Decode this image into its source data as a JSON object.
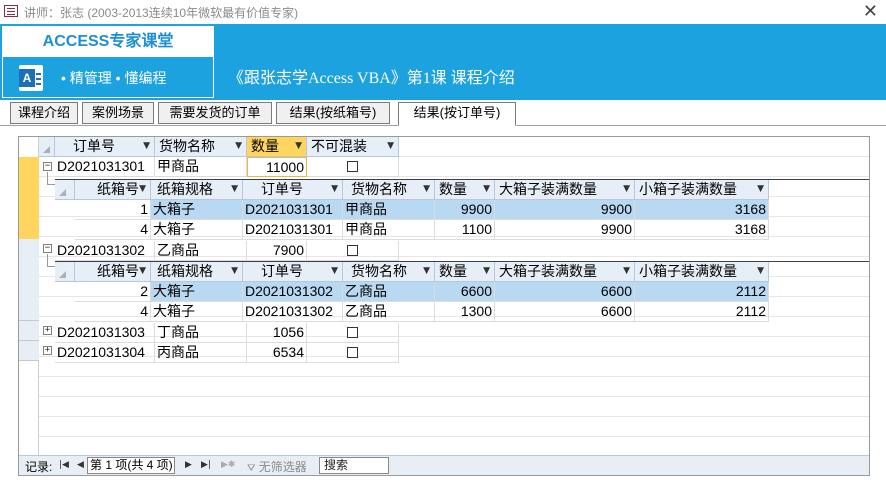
{
  "window": {
    "title": "讲师：张志 (2003-2013连续10年微软最有价值专家)"
  },
  "brand": {
    "title": "ACCESS专家课堂",
    "slogan": "•  精管理  •  懂编程",
    "logo_letter": "A"
  },
  "lesson_title": "《跟张志学Access VBA》第1课 课程介绍",
  "tabs": [
    {
      "label": "课程介绍"
    },
    {
      "label": "案例场景"
    },
    {
      "label": "需要发货的订单"
    },
    {
      "label": "结果(按纸箱号)"
    },
    {
      "label": "结果(按订单号)"
    }
  ],
  "active_tab": 4,
  "main_columns": [
    "订单号",
    "货物名称",
    "数量",
    "不可混装"
  ],
  "sub_columns": [
    "纸箱号",
    "纸箱规格",
    "订单号",
    "货物名称",
    "数量",
    "大箱子装满数量",
    "小箱子装满数量"
  ],
  "orders": [
    {
      "id": "D2021031301",
      "name": "甲商品",
      "qty": "11000",
      "nomix": false,
      "expanded": true,
      "sub": [
        {
          "box": "1",
          "spec": "大箱子",
          "order": "D2021031301",
          "name": "甲商品",
          "qty": "9900",
          "big": "9900",
          "small": "3168"
        },
        {
          "box": "4",
          "spec": "大箱子",
          "order": "D2021031301",
          "name": "甲商品",
          "qty": "1100",
          "big": "9900",
          "small": "3168"
        }
      ]
    },
    {
      "id": "D2021031302",
      "name": "乙商品",
      "qty": "7900",
      "nomix": false,
      "expanded": true,
      "sub": [
        {
          "box": "2",
          "spec": "大箱子",
          "order": "D2021031302",
          "name": "乙商品",
          "qty": "6600",
          "big": "6600",
          "small": "2112"
        },
        {
          "box": "4",
          "spec": "大箱子",
          "order": "D2021031302",
          "name": "乙商品",
          "qty": "1300",
          "big": "6600",
          "small": "2112"
        }
      ]
    },
    {
      "id": "D2021031303",
      "name": "丁商品",
      "qty": "1056",
      "nomix": false,
      "expanded": false
    },
    {
      "id": "D2021031304",
      "name": "丙商品",
      "qty": "6534",
      "nomix": false,
      "expanded": false
    }
  ],
  "navbar": {
    "label": "记录:",
    "record": "第 1 项(共 4 项)",
    "filter": "无筛选器",
    "search": "搜索"
  },
  "colors": {
    "banner": "#1da2e0",
    "selected": "#ffd560",
    "highlight": "#b9d8f2"
  }
}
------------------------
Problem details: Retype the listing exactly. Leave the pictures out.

Result of this task:
Decode this image into its source data as a JSON object.
{
  "window": {
    "title": "讲师：张志 (2003-2013连续10年微软最有价值专家)"
  },
  "brand": {
    "title": "ACCESS专家课堂",
    "slogan": "•  精管理  •  懂编程",
    "logo_letter": "A"
  },
  "lesson_title": "《跟张志学Access VBA》第1课 课程介绍",
  "tabs": [
    {
      "label": "课程介绍"
    },
    {
      "label": "案例场景"
    },
    {
      "label": "需要发货的订单"
    },
    {
      "label": "结果(按纸箱号)"
    },
    {
      "label": "结果(按订单号)"
    }
  ],
  "active_tab": 4,
  "main_columns": [
    "订单号",
    "货物名称",
    "数量",
    "不可混装"
  ],
  "sub_columns": [
    "纸箱号",
    "纸箱规格",
    "订单号",
    "货物名称",
    "数量",
    "大箱子装满数量",
    "小箱子装满数量"
  ],
  "orders": [
    {
      "id": "D2021031301",
      "name": "甲商品",
      "qty": "11000",
      "nomix": false,
      "expanded": true,
      "sub": [
        {
          "box": "1",
          "spec": "大箱子",
          "order": "D2021031301",
          "name": "甲商品",
          "qty": "9900",
          "big": "9900",
          "small": "3168"
        },
        {
          "box": "4",
          "spec": "大箱子",
          "order": "D2021031301",
          "name": "甲商品",
          "qty": "1100",
          "big": "9900",
          "small": "3168"
        }
      ]
    },
    {
      "id": "D2021031302",
      "name": "乙商品",
      "qty": "7900",
      "nomix": false,
      "expanded": true,
      "sub": [
        {
          "box": "2",
          "spec": "大箱子",
          "order": "D2021031302",
          "name": "乙商品",
          "qty": "6600",
          "big": "6600",
          "small": "2112"
        },
        {
          "box": "4",
          "spec": "大箱子",
          "order": "D2021031302",
          "name": "乙商品",
          "qty": "1300",
          "big": "6600",
          "small": "2112"
        }
      ]
    },
    {
      "id": "D2021031303",
      "name": "丁商品",
      "qty": "1056",
      "nomix": false,
      "expanded": false
    },
    {
      "id": "D2021031304",
      "name": "丙商品",
      "qty": "6534",
      "nomix": false,
      "expanded": false
    }
  ],
  "navbar": {
    "label": "记录:",
    "record": "第 1 项(共 4 项)",
    "filter": "无筛选器",
    "search": "搜索"
  },
  "colors": {
    "banner": "#1da2e0",
    "selected": "#ffd560",
    "highlight": "#b9d8f2"
  }
}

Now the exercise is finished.